bargain material that’s been sitting at the back of the wardrobe for the past decade. Sometimes its as simple as remodeling something that hasn’t seen the light of day for several years.
When preparing backstage, what’s your most essential bit of kit?
I can’t survive backstage without space – our shows are very costume-centric and full of very fast changes – so room to set costumes is critical. This is of course followed closely in priority by a mirror, a brush, hairspray and a roll of kitchen paper – we always need to mop our soggy brows between sets.
Do you have any crazy stories from your recent runs in Dublin or last year at the Fringe?
Every tour has its stories and its unforgettable memories. In Adelaide during Fringe there was the enormous praying mantis with a bright pink feather stuck to its back, climbing the wall of our dressing room and then there was the locust plague that hit town at the same time. Nothing beats putting on a wig and feeling something crawling around under it. I had a locust use a curl at the front of one wig as a swing in the middle of a number.

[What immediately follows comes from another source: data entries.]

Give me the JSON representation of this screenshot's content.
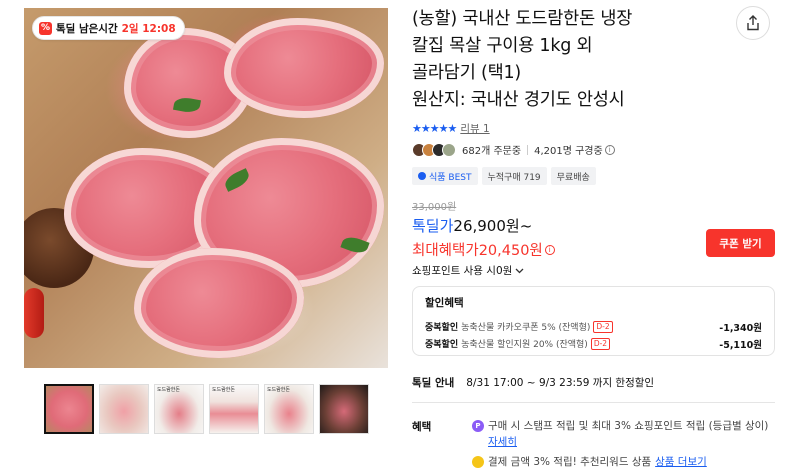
{
  "deal_badge": {
    "icon": "percent-icon",
    "label": "톡딜 남은시간",
    "timer": "2일 12:08"
  },
  "product": {
    "title_line1": "(농할) 국내산 도드람한돈 냉장",
    "title_line2": "칼집 목살 구이용 1kg 외",
    "title_line3": "골라담기 (택1)",
    "title_line4": "원산지: 국내산 경기도 안성시"
  },
  "rating": {
    "stars": "★★★★★",
    "review_text": "리뷰 1"
  },
  "stats": {
    "orders": "682개 주문중",
    "subscribers": "4,201명 구경중",
    "info": "i"
  },
  "tags": [
    "식품 BEST",
    "누적구매 719",
    "무료배송"
  ],
  "price": {
    "original": "33,000원",
    "deal_label": "톡딜가",
    "deal_value": "26,900원~",
    "max_benefit": "최대혜택가20,450원",
    "coupon_button": "쿠폰 받기",
    "points": "쇼핑포인트 사용 시0원"
  },
  "discount": {
    "head": "할인혜택",
    "rows": [
      {
        "name": "중복할인",
        "desc": "농축산물 카카오쿠폰 5% (잔액형)",
        "badge": "D-2",
        "amount": "-1,340원"
      },
      {
        "name": "중복할인",
        "desc": "농축산물 할인지원 20% (잔액형)",
        "badge": "D-2",
        "amount": "-5,110원"
      }
    ]
  },
  "deal_info": {
    "key": "톡딜 안내",
    "value": "8/31 17:00 ~ 9/3 23:59 까지 한정할인"
  },
  "benefits": {
    "label": "혜택",
    "b1_icon": "P",
    "b1_text": "구매 시 스탬프 적립 및 최대 3% 쇼핑포인트 적립 (등급별 상이)",
    "b1_link": "자세히",
    "b2_text": "결제 금액 3% 적립! 추천리워드 상품",
    "b2_link": "상품 더보기"
  },
  "thumbnails": [
    "",
    "",
    "도드람한돈",
    "도드람한돈",
    "도드람한돈",
    ""
  ],
  "colors": {
    "accent_red": "#f7342c",
    "accent_blue": "#1a5df0"
  }
}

There’s always panic when flights get cancelled and you’re forced to find emergency accommodation. A £20 a night guest house in Wales comes to mind. The window to our room was barely attached to the building and, in fact, the building itself was barely standing. Then there were the less than honest producers who put us in fourth-rate accommodation in a crime-riddled area of Queens in New York and having to kick the door in. The best stories, unfortunately, are the ones that you just can’t put into print (although the autobiography is going to be a filthy read!).
Have you had any interesting heckles?
We’ve had some very interesting comments made during shows – not so much heckling (we tend to heckle each other), but certainly very quick-witted audience retorts. During our Movie show of 2010 we tipped our hats to Mary Poppins and during the Supercalifragilisticexpialidocious number when
we were spelling it out, one wit in the audience said “I can’t spell, I’m dyslexic”.
During a Q&A in another show, we were asked if the cast had retained their “veggie patches” or if we had “lady gardens”. During a meet and greet after a show we thanked a lovely young lad for coming along and how wonderful that he’d brought his mother along (he was arm in arm with a much, much older woman). With a great deal of indignity, she informed us that she wasn’t his mother.
Want to see Drags Aloud strut their stuff? They have a nifty promo video and will be at the Priceless London Wonderground spiegeltent on July 20. See dragsaloudofficial.com for tickets and show details.